→ **MATERIAL PROVIDED**
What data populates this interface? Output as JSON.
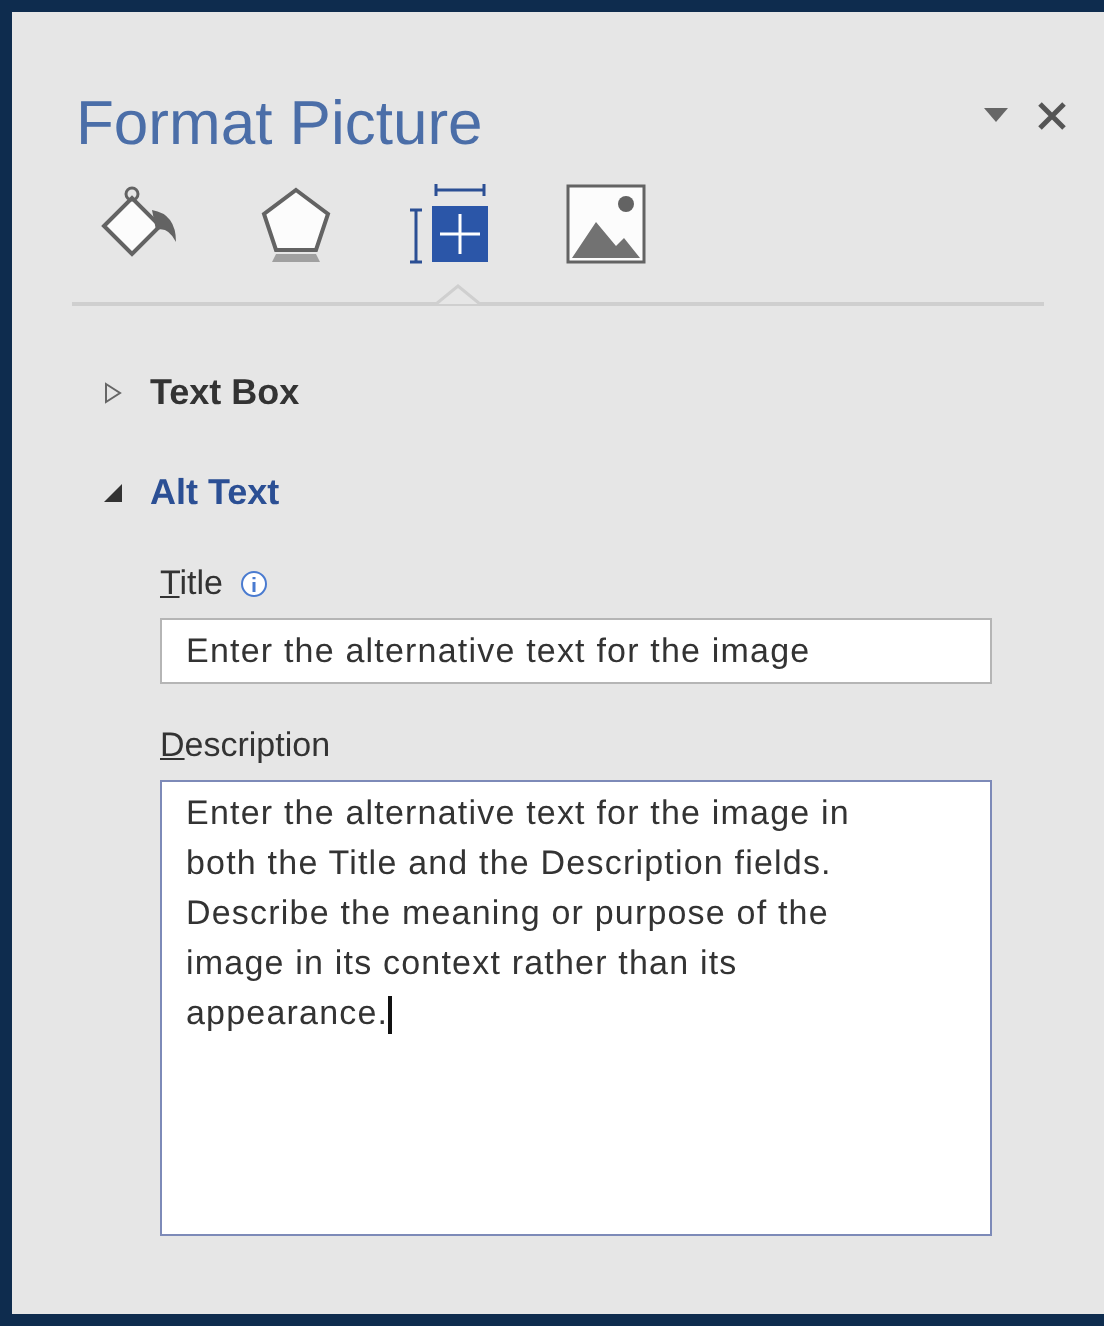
{
  "pane": {
    "title": "Format Picture"
  },
  "tabs": [
    {
      "kind": "fill",
      "selected": false
    },
    {
      "kind": "effects",
      "selected": false
    },
    {
      "kind": "layout",
      "selected": true
    },
    {
      "kind": "picture",
      "selected": false
    }
  ],
  "sections": [
    {
      "label": "Text Box",
      "expanded": false
    },
    {
      "label": "Alt Text",
      "expanded": true
    }
  ],
  "fields": [
    {
      "kind": "input",
      "label": "Title",
      "underline_first": true,
      "info": true,
      "value": "Enter the alternative text for the image",
      "focused": false
    },
    {
      "kind": "textarea",
      "label": "Description",
      "underline_first": true,
      "info": false,
      "value": "Enter the alternative text for the image in both the Title and the Description fields. Describe the meaning or purpose of the image in its context rather than its appearance.",
      "focused": true
    }
  ]
}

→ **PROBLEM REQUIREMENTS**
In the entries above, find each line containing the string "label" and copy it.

→ **TASK ANSWER**
      "label": "Text Box",
      "label": "Alt Text",
      "label": "Title",
      "label": "Description",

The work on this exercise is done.